» **TASK TO CARRY OUT**
Copy every line of the following data that includes the string "para".

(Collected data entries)
<<<<

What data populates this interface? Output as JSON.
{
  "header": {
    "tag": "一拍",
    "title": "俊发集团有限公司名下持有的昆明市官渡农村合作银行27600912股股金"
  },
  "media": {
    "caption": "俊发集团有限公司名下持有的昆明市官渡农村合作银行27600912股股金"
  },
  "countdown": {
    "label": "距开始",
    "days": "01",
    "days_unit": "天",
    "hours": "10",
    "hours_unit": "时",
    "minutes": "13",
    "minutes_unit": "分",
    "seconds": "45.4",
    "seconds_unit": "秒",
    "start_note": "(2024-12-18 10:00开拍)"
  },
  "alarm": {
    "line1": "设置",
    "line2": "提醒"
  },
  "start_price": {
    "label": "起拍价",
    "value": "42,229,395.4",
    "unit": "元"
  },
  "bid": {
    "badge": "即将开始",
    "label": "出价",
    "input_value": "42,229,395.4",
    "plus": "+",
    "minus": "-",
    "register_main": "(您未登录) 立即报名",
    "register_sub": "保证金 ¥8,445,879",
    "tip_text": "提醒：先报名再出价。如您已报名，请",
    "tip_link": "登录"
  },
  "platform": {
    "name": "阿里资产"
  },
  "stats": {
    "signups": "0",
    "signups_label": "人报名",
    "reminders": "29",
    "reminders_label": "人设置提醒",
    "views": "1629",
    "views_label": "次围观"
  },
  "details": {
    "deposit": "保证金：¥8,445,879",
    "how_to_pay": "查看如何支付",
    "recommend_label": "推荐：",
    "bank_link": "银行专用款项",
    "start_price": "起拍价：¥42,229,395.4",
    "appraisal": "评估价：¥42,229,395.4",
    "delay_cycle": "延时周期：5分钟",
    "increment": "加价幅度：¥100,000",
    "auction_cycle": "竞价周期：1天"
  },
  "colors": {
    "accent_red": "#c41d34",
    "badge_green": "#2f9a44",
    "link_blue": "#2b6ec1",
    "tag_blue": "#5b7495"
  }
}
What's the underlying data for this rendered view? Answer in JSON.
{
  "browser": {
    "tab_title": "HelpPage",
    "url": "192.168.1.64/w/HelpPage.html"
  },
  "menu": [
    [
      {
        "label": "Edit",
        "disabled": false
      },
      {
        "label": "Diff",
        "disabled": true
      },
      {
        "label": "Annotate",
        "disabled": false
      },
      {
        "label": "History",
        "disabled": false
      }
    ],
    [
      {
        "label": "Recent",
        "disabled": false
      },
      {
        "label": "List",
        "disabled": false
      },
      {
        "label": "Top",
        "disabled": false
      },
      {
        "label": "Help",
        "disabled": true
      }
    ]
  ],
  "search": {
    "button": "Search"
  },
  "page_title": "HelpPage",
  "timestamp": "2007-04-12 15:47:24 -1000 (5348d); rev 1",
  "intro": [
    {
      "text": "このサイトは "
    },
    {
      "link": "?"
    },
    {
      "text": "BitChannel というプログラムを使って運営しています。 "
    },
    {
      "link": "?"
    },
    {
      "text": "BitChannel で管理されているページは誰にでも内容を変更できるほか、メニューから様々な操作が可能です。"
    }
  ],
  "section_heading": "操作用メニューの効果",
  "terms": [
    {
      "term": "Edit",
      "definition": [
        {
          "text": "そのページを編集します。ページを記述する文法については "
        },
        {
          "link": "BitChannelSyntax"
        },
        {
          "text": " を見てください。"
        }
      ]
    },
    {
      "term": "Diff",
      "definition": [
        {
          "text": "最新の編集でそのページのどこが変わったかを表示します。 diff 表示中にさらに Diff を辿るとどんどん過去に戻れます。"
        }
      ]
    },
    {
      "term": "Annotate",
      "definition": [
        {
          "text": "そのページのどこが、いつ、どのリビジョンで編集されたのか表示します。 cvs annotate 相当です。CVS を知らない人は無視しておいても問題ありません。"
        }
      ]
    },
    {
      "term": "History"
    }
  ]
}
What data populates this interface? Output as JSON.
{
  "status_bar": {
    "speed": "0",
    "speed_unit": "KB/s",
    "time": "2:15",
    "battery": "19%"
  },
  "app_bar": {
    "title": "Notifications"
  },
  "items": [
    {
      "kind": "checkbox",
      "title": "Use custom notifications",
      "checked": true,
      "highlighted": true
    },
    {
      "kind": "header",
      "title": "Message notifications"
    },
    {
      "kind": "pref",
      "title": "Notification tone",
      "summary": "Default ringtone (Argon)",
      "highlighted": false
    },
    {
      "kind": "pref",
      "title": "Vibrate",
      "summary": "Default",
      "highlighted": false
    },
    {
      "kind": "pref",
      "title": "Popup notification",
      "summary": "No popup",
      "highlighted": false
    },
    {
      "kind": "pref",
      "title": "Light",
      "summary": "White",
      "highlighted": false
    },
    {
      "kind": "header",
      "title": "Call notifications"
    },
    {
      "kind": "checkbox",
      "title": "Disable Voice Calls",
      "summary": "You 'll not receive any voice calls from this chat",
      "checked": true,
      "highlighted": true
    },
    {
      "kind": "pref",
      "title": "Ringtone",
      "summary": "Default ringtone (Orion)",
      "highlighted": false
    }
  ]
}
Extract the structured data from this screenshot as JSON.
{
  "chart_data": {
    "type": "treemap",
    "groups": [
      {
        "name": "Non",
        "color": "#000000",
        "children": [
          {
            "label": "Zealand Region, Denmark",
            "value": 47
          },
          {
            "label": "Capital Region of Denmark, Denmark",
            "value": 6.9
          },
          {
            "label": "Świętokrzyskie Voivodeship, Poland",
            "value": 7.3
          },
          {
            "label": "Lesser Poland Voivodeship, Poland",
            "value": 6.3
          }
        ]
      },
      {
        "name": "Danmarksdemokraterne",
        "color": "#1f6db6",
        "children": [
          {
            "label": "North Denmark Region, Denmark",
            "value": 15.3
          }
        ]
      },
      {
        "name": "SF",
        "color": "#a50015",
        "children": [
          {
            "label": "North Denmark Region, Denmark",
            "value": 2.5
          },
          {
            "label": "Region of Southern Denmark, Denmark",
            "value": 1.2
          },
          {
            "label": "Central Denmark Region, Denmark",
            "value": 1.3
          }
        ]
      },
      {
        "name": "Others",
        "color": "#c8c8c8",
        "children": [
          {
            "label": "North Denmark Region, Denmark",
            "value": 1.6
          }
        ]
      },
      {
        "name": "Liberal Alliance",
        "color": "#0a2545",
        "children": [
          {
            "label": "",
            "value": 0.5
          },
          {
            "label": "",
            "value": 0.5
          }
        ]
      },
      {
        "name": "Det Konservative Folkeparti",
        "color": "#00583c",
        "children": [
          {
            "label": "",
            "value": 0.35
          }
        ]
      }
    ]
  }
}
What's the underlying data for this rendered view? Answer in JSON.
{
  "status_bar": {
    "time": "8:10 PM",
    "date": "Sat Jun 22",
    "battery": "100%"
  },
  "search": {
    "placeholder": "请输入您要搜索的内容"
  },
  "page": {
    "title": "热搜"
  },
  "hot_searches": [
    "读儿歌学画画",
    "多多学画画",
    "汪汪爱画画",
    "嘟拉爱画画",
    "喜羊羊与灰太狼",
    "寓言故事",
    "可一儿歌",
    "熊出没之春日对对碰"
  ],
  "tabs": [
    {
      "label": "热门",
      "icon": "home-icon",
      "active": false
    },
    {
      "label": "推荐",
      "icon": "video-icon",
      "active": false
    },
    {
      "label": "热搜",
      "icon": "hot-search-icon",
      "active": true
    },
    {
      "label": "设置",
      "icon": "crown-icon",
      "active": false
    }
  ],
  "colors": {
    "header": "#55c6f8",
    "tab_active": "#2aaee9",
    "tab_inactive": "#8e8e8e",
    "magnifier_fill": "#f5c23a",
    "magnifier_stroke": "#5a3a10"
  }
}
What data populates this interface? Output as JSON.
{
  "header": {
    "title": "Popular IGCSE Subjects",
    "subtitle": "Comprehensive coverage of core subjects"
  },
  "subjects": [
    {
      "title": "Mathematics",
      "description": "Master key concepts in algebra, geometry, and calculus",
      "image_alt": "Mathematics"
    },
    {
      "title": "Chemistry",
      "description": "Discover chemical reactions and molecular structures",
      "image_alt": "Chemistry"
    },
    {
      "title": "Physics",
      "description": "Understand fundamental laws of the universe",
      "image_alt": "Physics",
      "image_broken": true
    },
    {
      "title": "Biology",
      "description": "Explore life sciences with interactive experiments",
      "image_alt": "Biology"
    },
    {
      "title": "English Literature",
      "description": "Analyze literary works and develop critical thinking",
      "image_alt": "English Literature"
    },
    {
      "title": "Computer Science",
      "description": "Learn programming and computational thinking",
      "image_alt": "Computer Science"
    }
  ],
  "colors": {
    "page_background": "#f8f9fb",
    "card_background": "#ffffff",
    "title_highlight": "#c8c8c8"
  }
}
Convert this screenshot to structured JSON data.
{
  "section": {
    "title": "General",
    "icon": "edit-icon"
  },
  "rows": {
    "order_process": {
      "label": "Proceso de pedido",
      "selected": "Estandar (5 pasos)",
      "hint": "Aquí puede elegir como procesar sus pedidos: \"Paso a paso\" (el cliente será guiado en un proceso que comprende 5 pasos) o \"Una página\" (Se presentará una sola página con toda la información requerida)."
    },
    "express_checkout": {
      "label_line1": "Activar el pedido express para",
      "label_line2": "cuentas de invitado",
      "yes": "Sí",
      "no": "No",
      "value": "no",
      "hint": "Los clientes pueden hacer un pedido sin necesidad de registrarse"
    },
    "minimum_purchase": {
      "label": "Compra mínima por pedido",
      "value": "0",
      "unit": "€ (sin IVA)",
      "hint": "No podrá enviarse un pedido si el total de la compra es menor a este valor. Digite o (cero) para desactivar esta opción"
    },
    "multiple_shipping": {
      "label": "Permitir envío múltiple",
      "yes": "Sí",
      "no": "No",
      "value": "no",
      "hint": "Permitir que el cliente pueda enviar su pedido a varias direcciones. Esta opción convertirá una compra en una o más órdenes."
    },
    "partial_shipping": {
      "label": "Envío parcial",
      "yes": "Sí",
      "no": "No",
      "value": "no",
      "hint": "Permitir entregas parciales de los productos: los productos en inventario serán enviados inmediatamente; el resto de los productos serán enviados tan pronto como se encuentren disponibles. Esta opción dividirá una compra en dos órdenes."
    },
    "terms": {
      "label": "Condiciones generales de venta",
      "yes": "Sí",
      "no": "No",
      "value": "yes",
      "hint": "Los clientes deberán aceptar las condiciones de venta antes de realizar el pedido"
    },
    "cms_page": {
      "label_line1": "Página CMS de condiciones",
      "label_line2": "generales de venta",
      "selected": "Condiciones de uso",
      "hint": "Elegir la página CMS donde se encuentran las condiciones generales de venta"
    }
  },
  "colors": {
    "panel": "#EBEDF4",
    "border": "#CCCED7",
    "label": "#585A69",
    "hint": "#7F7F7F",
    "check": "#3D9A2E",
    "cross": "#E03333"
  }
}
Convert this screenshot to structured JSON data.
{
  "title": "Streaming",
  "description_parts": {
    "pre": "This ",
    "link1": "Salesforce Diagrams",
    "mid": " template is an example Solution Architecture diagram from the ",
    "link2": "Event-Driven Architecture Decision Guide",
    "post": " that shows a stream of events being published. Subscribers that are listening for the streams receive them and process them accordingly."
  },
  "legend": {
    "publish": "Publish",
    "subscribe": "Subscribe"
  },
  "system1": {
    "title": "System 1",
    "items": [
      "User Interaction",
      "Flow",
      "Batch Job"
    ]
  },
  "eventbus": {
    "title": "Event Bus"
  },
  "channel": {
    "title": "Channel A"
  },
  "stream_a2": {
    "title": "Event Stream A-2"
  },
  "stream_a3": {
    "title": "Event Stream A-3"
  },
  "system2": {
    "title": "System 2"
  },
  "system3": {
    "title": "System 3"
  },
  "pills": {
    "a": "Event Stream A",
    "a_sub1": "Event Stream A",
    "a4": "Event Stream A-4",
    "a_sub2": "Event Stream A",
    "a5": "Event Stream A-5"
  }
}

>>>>

» **TASK SOLUTION**
      "label_line1": "Activar el pedido express para",
      "hint": "No podrá enviarse un pedido si el total de la compra es menor a este valor. Digite o (cero) para desactivar esta opción"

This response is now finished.